...HEATTRANSFER
LECTURE 1
OUTLINE
Introduction
Heat Conduction
Forced Convection
Natural Convection
Application of Conduction & Convection
Thermal Radiation
Application of Radiation
Introduction
What does the subject of heattransfer
deal with? And why it is important.
What does the subject of mass transfer
deal with?
Heattransfer is the science that deals with
the study of rates of exchange of heat
between hot and cold bodies.
The hot and cold bodies are called source
and receiver respectively.
In all such cases temperature difference
between a source and the receiver is the
driving force for heattransfer.
Difference between TD and HT
The former deals with heat and other forms of energy.
Whereas, the latter is concerned with the analysis of the rate
of heattransfer.
TD deals with systems in equilibrium so it cannot be used to
predict how fast a change will take place since a system is

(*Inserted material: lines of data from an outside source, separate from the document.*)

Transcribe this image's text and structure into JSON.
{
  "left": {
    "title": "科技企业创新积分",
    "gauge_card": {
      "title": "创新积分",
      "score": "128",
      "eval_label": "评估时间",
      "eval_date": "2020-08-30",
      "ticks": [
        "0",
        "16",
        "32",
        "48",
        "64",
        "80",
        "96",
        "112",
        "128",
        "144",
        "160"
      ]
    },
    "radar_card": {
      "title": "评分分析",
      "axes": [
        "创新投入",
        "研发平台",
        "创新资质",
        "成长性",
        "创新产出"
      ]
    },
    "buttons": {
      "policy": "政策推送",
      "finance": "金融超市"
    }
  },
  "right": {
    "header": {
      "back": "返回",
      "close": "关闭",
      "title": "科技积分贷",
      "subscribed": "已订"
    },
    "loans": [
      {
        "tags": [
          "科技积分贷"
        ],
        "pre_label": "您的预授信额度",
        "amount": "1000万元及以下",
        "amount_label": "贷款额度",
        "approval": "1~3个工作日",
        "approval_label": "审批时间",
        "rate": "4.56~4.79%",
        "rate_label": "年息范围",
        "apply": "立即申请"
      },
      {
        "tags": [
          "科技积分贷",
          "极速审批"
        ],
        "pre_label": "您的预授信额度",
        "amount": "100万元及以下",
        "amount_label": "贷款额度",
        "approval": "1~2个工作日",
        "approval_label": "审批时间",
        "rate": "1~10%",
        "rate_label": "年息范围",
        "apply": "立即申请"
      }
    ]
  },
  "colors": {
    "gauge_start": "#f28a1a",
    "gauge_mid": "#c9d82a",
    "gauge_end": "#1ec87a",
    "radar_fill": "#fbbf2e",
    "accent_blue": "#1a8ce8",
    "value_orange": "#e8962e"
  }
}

not in equilibrium during the process, but it may predict the
amount of energy required to change the system form one
equilibrium state to another.
Ex:- cooling of hot steel bar place in a jar of water
Why it is important to study HT?
Once we have the LAWS which govern...